Some 87% of security specialists expect to see an increase in mobile payment data breaches over the next 12 months, yet 42% of respondents have used this payment method in 2015, according to the 2015 Mobile Payment Security Study from global cybersecurity association ISACA.
Only 23% believe that mobile payments are secure in keeping personal information safe, study shows. Nearly half (47%) say mobile payments are not secure and 89% consider cash the most secure payment method, yet only 9% prefer to use it.
“Mobile payments represent the latest frontier for the ongoing choice we all make to balance security and privacy risk and convenience,” said John Pironti, risk advisor with ISACA.
According to those surveyed, the most effective way to make mobile payments more secure is using a second identity authentication (66%), followed by requiring a short-term authentication code (18%). Far less popular was an option that puts the onus on the consumer—installing phone-based security apps (9%).
Financial companies have a critical need for safer payment methods as their clients demand privacy, security and convenience in all transactions. Following the increasing number of malware samples and cyber threats, multiple banks and financial institutions have joined the FIDO (Fast IDentity Online) Alliance, to solve problems users face in creating and remembering multiple usernames and passwords (i.e. ING, Bank of America, Mastercard, Paypal).
These protocols do not use simple passwords anymore; they are now based on public key cryptography and strongly resist phishing. Users register their device to the online service by selecting a local authentication mechanism such as swiping a finger, looking at the camera, speaking into the mic or entering a PIN. Once registered, they simply repeat the local authentication action to authenticate to the service. The user no longer needs to enter a password when authenticating on that device. The Universal Authentication Framework feature also allows experiences that combine authentication mechanisms such as fingerprint + PIN.
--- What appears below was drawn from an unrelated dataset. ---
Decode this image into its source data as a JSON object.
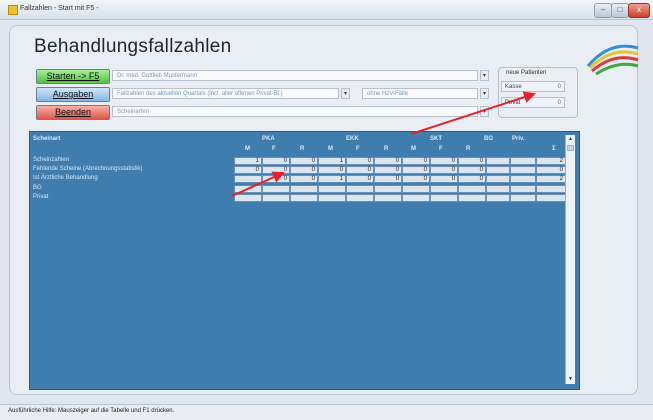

The second factor allows online services to augment security of their password infrastructure by adding another strong factor to user login. The user logs in with a username and password, as before. The service can also prompt the user to present a second factor device any time it chooses. The strong second factor allows the service to simplify its passwords, such as a 4–digit PIN, without compromising security.
The protocols do not provide information that can be used by different online services to collaborate and track a user across the services. Biometric information never leaves the user’s device.
Here is a short list of tips for consumers:
- Understand your level of risk: Ask yourself what level of personal information and financial loss is acceptable to balance the convenience of mobile payments.
- Know your options: Understand the security options available to manage your risk to an acceptable level. Using a unique passcode should be mandatory, but also look into encryption, temporary codes that expire and using multiple ways to authenticate your identity.
- Value your personal information:Be aware of what information you are sharing—e.g., name, birthday, national identification number, pet name, email, phone number. These pieces of information can be used by hackers to gain access to accounts. Only provide the least amount of information necessary for each transaction.
Overall, the global mobile payment transaction market, including solutions offered by Apple Pay, Google Wallet, PayPal and Venmo, will be worth an estimated US $2.8 trillion by 2020, according to Future Market Insights.